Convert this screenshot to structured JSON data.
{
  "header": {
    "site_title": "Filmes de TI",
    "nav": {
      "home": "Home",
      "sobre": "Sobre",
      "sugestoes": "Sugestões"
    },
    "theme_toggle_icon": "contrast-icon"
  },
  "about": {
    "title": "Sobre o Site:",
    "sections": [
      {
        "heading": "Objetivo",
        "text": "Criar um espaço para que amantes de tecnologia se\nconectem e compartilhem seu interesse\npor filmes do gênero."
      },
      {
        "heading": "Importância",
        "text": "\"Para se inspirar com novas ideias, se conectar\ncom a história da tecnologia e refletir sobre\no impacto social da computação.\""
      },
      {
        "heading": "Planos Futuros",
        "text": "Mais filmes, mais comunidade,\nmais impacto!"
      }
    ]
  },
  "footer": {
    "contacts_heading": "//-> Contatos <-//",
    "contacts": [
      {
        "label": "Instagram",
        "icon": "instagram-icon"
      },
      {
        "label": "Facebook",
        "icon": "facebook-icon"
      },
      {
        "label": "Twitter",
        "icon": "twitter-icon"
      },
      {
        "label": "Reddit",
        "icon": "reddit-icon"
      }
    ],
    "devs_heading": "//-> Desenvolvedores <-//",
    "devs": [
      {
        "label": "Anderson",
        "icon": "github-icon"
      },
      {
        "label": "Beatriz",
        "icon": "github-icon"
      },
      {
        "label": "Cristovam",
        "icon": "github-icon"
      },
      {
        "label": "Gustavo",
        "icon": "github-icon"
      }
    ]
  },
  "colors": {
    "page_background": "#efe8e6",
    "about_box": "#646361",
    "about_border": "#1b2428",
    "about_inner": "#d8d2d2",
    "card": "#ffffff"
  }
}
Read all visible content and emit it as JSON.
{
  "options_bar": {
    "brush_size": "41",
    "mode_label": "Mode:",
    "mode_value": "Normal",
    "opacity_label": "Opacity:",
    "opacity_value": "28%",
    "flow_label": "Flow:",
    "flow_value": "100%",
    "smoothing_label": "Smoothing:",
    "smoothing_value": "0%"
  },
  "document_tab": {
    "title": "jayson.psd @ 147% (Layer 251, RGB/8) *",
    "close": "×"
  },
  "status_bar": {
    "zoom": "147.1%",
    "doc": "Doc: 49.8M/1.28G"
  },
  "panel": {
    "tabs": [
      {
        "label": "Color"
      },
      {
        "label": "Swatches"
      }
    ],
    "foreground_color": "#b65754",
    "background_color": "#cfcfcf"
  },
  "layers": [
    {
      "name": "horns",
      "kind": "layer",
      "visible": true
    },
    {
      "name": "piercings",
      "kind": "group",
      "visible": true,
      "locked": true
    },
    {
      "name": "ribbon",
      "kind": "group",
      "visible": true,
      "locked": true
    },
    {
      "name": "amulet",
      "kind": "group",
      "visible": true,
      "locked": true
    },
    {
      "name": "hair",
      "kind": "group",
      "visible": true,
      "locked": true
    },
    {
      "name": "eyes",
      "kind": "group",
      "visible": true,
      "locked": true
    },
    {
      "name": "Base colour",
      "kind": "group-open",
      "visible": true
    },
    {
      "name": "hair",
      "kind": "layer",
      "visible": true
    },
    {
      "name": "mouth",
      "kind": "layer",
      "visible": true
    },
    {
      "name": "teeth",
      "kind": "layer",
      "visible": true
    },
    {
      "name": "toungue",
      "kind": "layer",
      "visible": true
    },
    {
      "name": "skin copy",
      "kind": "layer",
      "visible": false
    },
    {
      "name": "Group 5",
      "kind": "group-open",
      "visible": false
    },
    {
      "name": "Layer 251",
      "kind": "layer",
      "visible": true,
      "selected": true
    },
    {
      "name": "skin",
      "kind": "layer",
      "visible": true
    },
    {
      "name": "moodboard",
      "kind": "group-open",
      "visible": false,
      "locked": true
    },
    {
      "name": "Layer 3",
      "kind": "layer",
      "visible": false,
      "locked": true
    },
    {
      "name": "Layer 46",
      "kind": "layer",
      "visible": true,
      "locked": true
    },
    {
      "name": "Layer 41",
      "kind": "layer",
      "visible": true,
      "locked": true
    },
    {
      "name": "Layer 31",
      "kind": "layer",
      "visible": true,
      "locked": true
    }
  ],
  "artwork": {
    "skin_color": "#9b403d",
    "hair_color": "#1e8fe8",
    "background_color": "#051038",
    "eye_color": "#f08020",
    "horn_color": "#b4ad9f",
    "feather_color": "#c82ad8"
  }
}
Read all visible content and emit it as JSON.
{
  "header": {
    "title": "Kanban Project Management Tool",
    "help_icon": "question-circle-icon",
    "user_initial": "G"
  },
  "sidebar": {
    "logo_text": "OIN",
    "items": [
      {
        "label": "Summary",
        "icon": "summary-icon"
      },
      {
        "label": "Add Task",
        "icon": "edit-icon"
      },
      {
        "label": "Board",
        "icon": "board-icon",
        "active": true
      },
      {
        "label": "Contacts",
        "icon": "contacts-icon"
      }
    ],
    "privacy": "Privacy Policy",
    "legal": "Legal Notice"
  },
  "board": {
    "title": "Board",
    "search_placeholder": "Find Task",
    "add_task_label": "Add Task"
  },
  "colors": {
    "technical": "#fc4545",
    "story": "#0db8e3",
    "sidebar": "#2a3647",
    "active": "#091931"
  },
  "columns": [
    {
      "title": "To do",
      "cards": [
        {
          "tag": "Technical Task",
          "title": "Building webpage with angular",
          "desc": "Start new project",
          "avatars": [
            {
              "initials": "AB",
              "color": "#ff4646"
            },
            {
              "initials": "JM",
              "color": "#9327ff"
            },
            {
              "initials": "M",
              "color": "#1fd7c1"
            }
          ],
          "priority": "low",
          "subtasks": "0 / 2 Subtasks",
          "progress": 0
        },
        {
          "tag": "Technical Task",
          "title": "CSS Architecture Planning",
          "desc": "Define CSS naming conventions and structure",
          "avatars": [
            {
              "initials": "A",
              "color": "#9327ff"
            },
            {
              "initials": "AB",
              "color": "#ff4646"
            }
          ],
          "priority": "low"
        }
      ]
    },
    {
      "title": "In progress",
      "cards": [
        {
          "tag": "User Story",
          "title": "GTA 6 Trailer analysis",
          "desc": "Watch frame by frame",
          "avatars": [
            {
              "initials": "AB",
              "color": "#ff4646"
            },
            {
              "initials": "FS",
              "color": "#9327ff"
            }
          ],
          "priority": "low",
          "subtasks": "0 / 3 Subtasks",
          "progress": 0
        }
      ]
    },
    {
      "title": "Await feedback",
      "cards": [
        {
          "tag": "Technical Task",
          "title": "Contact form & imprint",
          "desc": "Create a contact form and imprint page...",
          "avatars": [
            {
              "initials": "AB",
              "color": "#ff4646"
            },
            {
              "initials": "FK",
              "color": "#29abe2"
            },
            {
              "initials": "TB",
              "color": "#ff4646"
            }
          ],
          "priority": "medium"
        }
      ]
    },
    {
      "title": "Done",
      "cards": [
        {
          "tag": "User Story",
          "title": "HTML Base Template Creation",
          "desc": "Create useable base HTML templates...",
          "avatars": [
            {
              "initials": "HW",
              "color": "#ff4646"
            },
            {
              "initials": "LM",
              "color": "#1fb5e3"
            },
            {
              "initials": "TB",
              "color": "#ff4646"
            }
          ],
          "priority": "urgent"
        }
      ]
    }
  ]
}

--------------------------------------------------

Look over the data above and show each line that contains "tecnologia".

Answer section
        "text": "Criar um espaço para que amantes de tecnologia se\nconectem e compartilhem seu interesse\npor filmes do gênero."
        "text": "\"Para se inspirar com novas ideias, se conectar\ncom a história da tecnologia e refletir sobre\no impacto social da computação.\""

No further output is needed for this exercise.